We've found that other people looking for this hotel also know it by these names:

Econo Lodge Marquette
Marquette Econo Lodge

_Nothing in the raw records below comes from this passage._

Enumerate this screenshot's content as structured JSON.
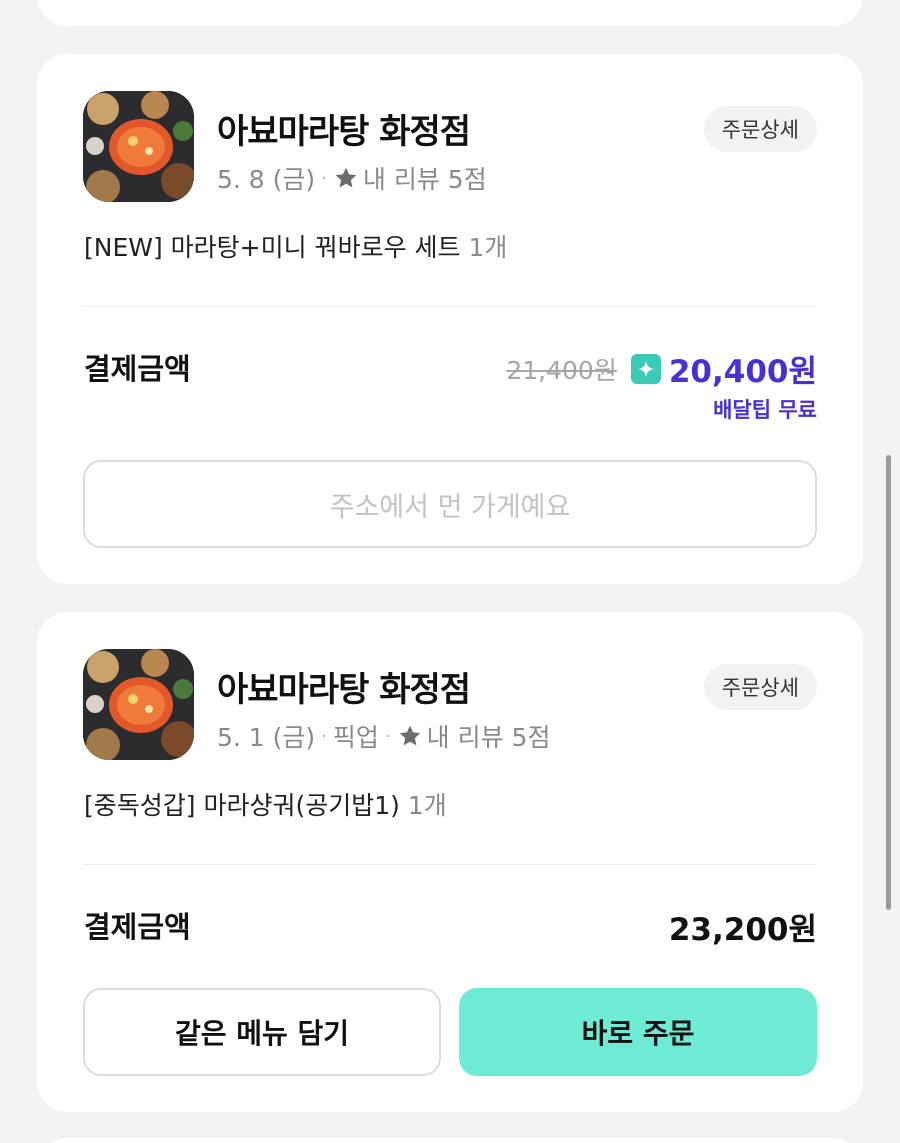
{
  "orders": [
    {
      "store_name": "아뵤마라탕 화정점",
      "date": "5. 8 (금)",
      "pickup_label": "",
      "review_label": "내 리뷰 5점",
      "detail_button": "주문상세",
      "menu": "[NEW] 마라탕+미니 꿔바로우 세트",
      "quantity": "1개",
      "payment_label": "결제금액",
      "original_price": "21,400원",
      "price": "20,400원",
      "delivery_tip": "배달팁 무료",
      "status_button": "주소에서 먼 가게예요"
    },
    {
      "store_name": "아뵤마라탕 화정점",
      "date": "5. 1 (금)",
      "pickup_label": "픽업",
      "review_label": "내 리뷰 5점",
      "detail_button": "주문상세",
      "menu": "[중독성갑] 마라샹궈(공기밥1)",
      "quantity": "1개",
      "payment_label": "결제금액",
      "price": "23,200원",
      "add_same_menu_button": "같은 메뉴 담기",
      "order_now_button": "바로 주문"
    }
  ],
  "colors": {
    "accent_purple": "#4b2fd6",
    "mint_button": "#6debd5",
    "mint_badge": "#3cc9b6"
  },
  "icons": {
    "star": "star-icon",
    "sparkle": "sparkle-icon"
  }
}
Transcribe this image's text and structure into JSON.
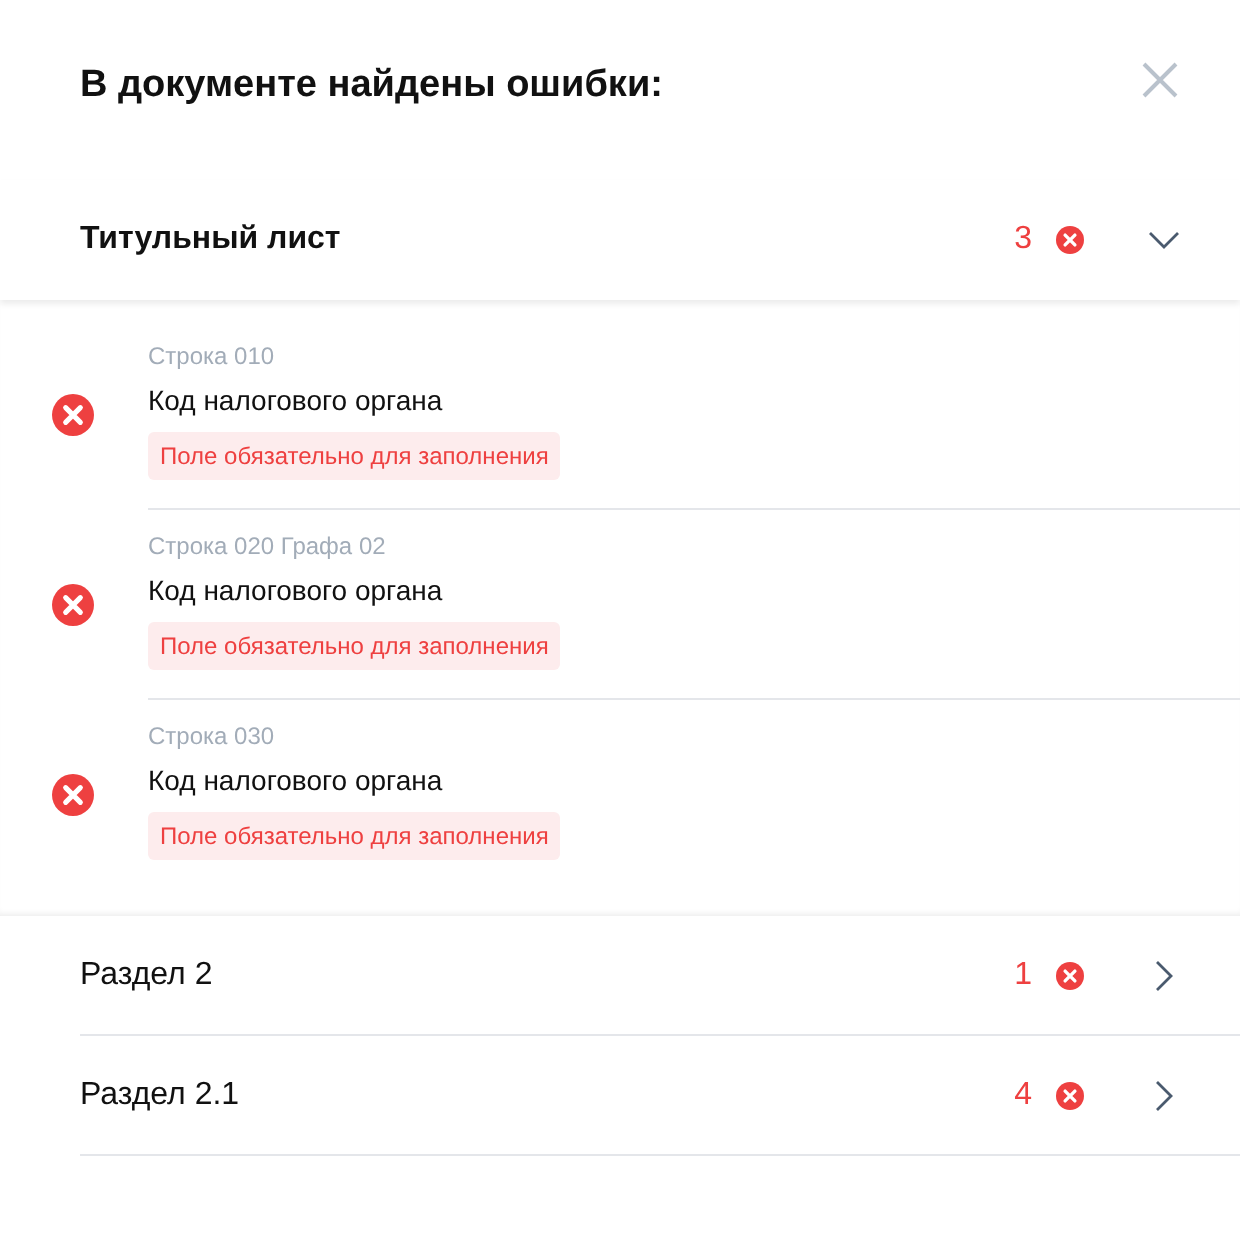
{
  "dialog": {
    "title": "В документе найдены ошибки:"
  },
  "sections": [
    {
      "title": "Титульный лист",
      "count": "3",
      "expanded": true,
      "errors": [
        {
          "location": "Строка 010",
          "field": "Код налогового органа",
          "message": "Поле обязательно для заполнения"
        },
        {
          "location": "Строка 020 Графа 02",
          "field": "Код налогового органа",
          "message": "Поле обязательно для заполнения"
        },
        {
          "location": "Строка 030",
          "field": "Код налогового органа",
          "message": "Поле обязательно для заполнения"
        }
      ]
    },
    {
      "title": "Раздел 2",
      "count": "1",
      "expanded": false
    },
    {
      "title": "Раздел 2.1",
      "count": "4",
      "expanded": false
    }
  ]
}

Address: 2050 S US 41, Marquette, Michigan, 49855, United States